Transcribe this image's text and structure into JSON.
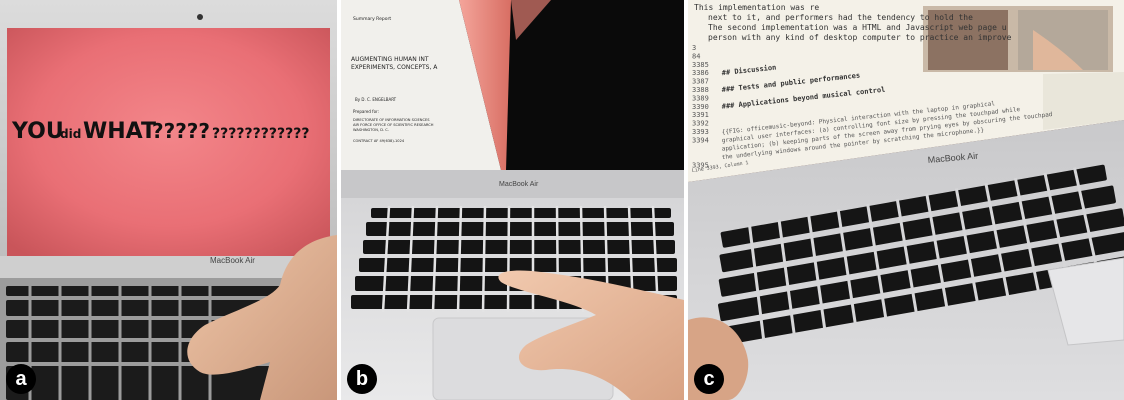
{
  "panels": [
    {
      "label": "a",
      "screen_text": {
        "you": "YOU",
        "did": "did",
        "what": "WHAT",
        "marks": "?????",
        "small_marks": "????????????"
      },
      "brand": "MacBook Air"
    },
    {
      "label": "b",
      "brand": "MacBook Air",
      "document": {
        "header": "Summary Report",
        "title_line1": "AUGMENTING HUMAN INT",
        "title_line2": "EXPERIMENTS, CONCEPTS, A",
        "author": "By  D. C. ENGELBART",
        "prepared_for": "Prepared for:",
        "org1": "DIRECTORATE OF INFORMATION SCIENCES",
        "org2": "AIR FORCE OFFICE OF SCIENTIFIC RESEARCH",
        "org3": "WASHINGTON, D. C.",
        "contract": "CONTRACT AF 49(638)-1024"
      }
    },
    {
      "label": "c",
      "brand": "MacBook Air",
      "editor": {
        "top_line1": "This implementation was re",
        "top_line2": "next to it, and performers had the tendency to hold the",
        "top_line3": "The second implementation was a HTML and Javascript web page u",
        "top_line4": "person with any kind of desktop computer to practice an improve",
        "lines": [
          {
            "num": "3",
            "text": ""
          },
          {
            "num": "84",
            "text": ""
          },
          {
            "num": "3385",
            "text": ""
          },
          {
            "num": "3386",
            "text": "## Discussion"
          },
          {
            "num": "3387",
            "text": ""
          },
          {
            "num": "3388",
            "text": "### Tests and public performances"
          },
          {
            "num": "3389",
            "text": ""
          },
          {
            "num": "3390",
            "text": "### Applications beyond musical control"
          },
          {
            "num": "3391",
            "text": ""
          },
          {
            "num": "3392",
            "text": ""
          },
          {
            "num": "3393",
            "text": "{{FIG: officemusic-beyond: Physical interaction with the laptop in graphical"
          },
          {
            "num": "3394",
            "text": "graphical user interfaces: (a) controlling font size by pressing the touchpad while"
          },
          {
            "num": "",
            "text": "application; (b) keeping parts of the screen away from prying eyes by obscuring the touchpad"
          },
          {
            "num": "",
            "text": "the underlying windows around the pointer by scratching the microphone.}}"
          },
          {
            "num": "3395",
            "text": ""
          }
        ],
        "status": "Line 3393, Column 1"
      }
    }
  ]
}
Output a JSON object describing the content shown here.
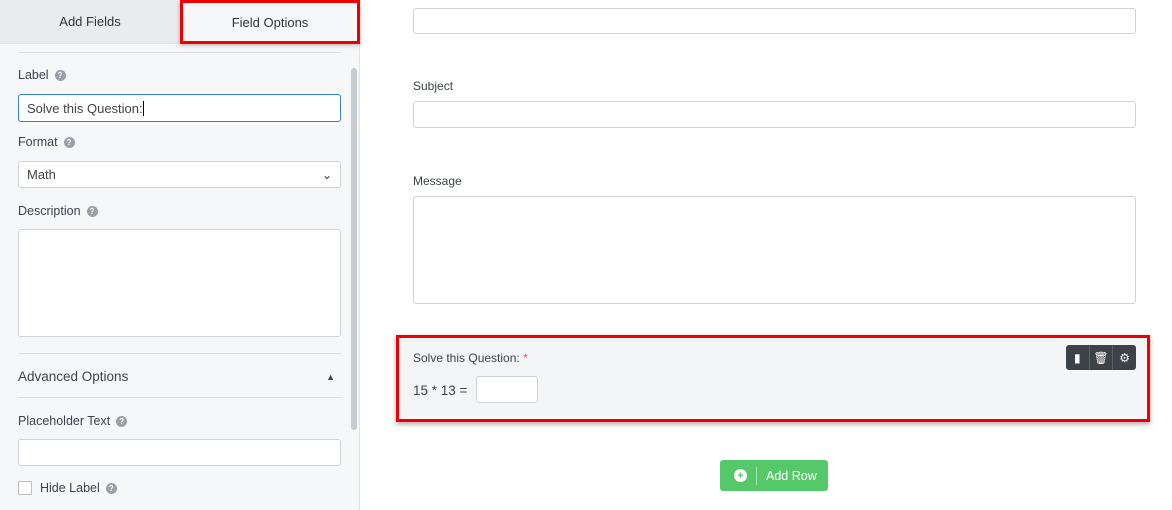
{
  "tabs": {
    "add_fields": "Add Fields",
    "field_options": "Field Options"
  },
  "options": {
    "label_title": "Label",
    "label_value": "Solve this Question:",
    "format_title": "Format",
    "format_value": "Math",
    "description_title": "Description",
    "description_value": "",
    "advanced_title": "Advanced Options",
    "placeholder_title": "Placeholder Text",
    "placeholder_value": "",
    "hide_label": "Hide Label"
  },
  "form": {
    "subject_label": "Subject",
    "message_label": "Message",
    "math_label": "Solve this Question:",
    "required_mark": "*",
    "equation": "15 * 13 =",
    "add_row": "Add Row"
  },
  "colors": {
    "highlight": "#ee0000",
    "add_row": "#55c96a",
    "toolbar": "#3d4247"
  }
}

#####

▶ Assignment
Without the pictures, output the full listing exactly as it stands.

▶ Result
Transcribe this image's text and structure into JSON.
{
  "panels": [
    {
      "label": "a",
      "screen_text": {
        "you": "YOU",
        "did": "did",
        "what": "WHAT",
        "marks": "?????",
        "small_marks": "????????????"
      },
      "brand": "MacBook Air"
    },
    {
      "label": "b",
      "brand": "MacBook Air",
      "document": {
        "header": "Summary Report",
        "title_line1": "AUGMENTING HUMAN INT",
        "title_line2": "EXPERIMENTS, CONCEPTS, A",
        "author": "By  D. C. ENGELBART",
        "prepared_for": "Prepared for:",
        "org1": "DIRECTORATE OF INFORMATION SCIENCES",
        "org2": "AIR FORCE OFFICE OF SCIENTIFIC RESEARCH",
        "org3": "WASHINGTON, D. C.",
        "contract": "CONTRACT AF 49(638)-1024"
      }
    },
    {
      "label": "c",
      "brand": "MacBook Air",
      "editor": {
        "top_line1": "This implementation was re",
        "top_line2": "next to it, and performers had the tendency to hold the",
        "top_line3": "The second implementation was a HTML and Javascript web page u",
        "top_line4": "person with any kind of desktop computer to practice an improve",
        "lines": [
          {
            "num": "3",
            "text": ""
          },
          {
            "num": "84",
            "text": ""
          },
          {
            "num": "3385",
            "text": ""
          },
          {
            "num": "3386",
            "text": "## Discussion"
          },
          {
            "num": "3387",
            "text": ""
          },
          {
            "num": "3388",
            "text": "### Tests and public performances"
          },
          {
            "num": "3389",
            "text": ""
          },
          {
            "num": "3390",
            "text": "### Applications beyond musical control"
          },
          {
            "num": "3391",
            "text": ""
          },
          {
            "num": "3392",
            "text": ""
          },
          {
            "num": "3393",
            "text": "{{FIG: officemusic-beyond: Physical interaction with the laptop in graphical"
          },
          {
            "num": "3394",
            "text": "graphical user interfaces: (a) controlling font size by pressing the touchpad while"
          },
          {
            "num": "",
            "text": "application; (b) keeping parts of the screen away from prying eyes by obscuring the touchpad"
          },
          {
            "num": "",
            "text": "the underlying windows around the pointer by scratching the microphone.}}"
          },
          {
            "num": "3395",
            "text": ""
          }
        ],
        "status": "Line 3393, Column 1"
      }
    }
  ]
}
Output a JSON object describing the content shown here.
{
  "tabs": {
    "add_fields": "Add Fields",
    "field_options": "Field Options"
  },
  "options": {
    "label_title": "Label",
    "label_value": "Solve this Question:",
    "format_title": "Format",
    "format_value": "Math",
    "description_title": "Description",
    "description_value": "",
    "advanced_title": "Advanced Options",
    "placeholder_title": "Placeholder Text",
    "placeholder_value": "",
    "hide_label": "Hide Label"
  },
  "form": {
    "subject_label": "Subject",
    "message_label": "Message",
    "math_label": "Solve this Question:",
    "required_mark": "*",
    "equation": "15 * 13 =",
    "add_row": "Add Row"
  },
  "colors": {
    "highlight": "#ee0000",
    "add_row": "#55c96a",
    "toolbar": "#3d4247"
  }
}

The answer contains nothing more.